This year the theme for Davos was “Creating A Shared Future in A Fractured World” and like every year was filled with hundreds of official panels, scores of semi-official breakfasts, lunch, dinner and “night-caps” and thousands of private meetings in secured locations all over the snow laden town. The sheer scope of the occasion makes any comprehensive summary difficult, since one only is exposed to a tiny fraction of what transpires, but here is one perspective on the key takeaways.
1.Economics Trump All.
This conference at its core remains a business and financial gathering and with worldwide stock markets at a record high, the mood was the most bullish in over a decade. Healthy financial markets and the expected –at least in the short term—benefits of the tax cut have eclipsed the darker and worrying behavior of the individual. The final score is money. Imperative to remember in a Machiavellian world.
2.China India America and the rise of Economic Nationalism.
The future is increasingly going to be driven by three countries, China, India and America. America has always been a dominant player and economically it has never looked stronger. This was India’s Davos starting with Sharukh Khan, India’s biggest star being feted at the opening awards ceremony (along with Elton John and Cate Blanchett), to Narendra Modi the Prime Minister given the opening keynote and 130 Indian CEO’s with huge delegations. While the Indian and US Presidents and delegations were around in large numbers the country that really stole the show was China. One of its efforts known as the One Belt, One Road Initiative launched in 2013 to connect via land and sea routes over 80 countries, 60 percent of the world’s population and nearly half the GDP is an indication of the sheer enormity and long term outlook of China’s ambitions.

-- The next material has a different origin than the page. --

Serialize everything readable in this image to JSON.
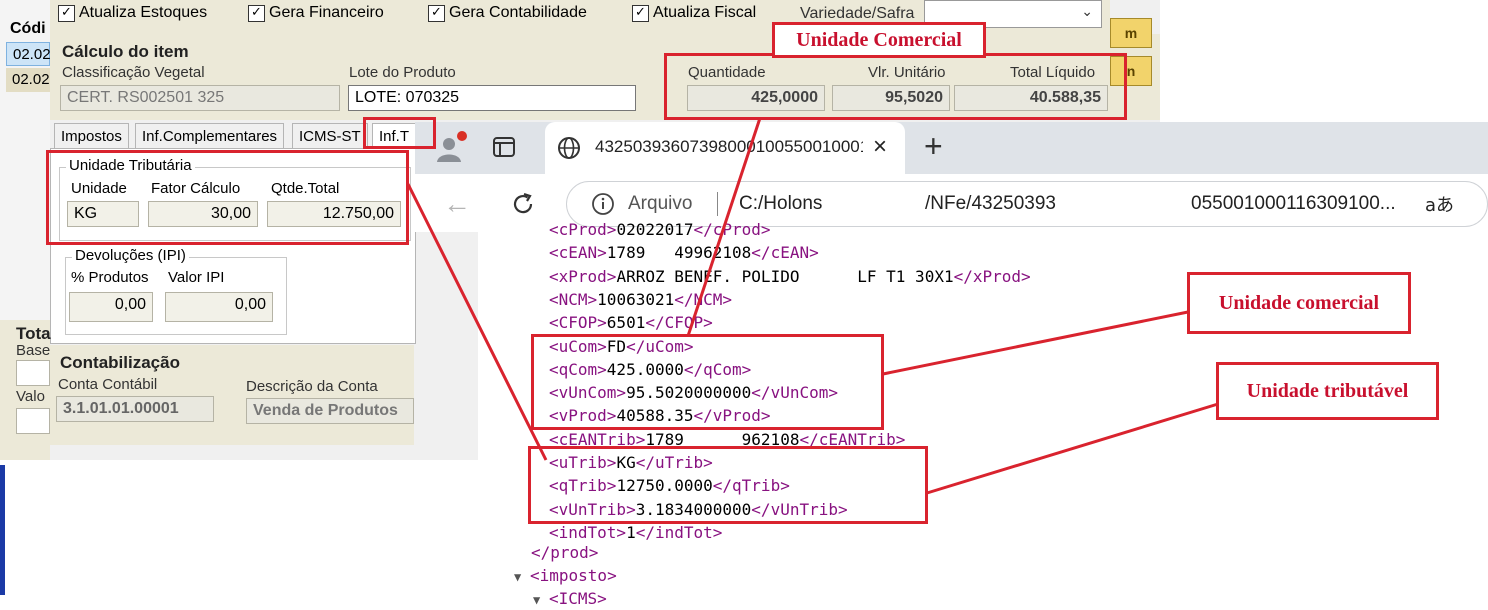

3.Technology Everywhere with an emphasis on AI and Data Driven Platforms. And the need to learn. Facebook/Zuckerberg as Voldemort.
In the past, there used to be several panels on digital or mobile or technology but now technology is so pervasive that it is embedded into every conversation and every discussion. The breakthroughs in Artificial Intelligence and the dominance of companies like Facebook who have harvested and monetized our data flavored many conversations. Here there was less optimism and some concerns particularly the impact of employment and whether the platform companies had grown too powerful.
The #Metoo movement was pervasive and while Davos is still predominantly (79%) men, the cultural impact of the recent Women’s movement was everywhere. Of particular note was a statistic that if women had the same opportunity as men to be in the workforce in Japan and India, the GDP of these countries would be 9 and 21 percent higher. While equal pay and equal participation and equal rights are a key to the movement, another focus is the impact that today’s women leaders have on the future generation.
5.The World Is Getting Better and Science and Reason are Key.
Today there are significant issues all around the world with millions in poverty, millions underfed and shut out from opportunities and in pain. But besides the economic boom, the rise of women and China and India and the wonders of technology that make things sometimes magical on a wide spectrum of measures the world is getting better, safer and richer. Yes, the world is getting much better than ever before because of reason, science and it is why it is these values that must be preserved and the real threat to the future is leadership of some countries including the United States who are either living in an imagined reality or scuttling investments in science and education.
The future is bright as long as we are willing to learn, think and understand the other.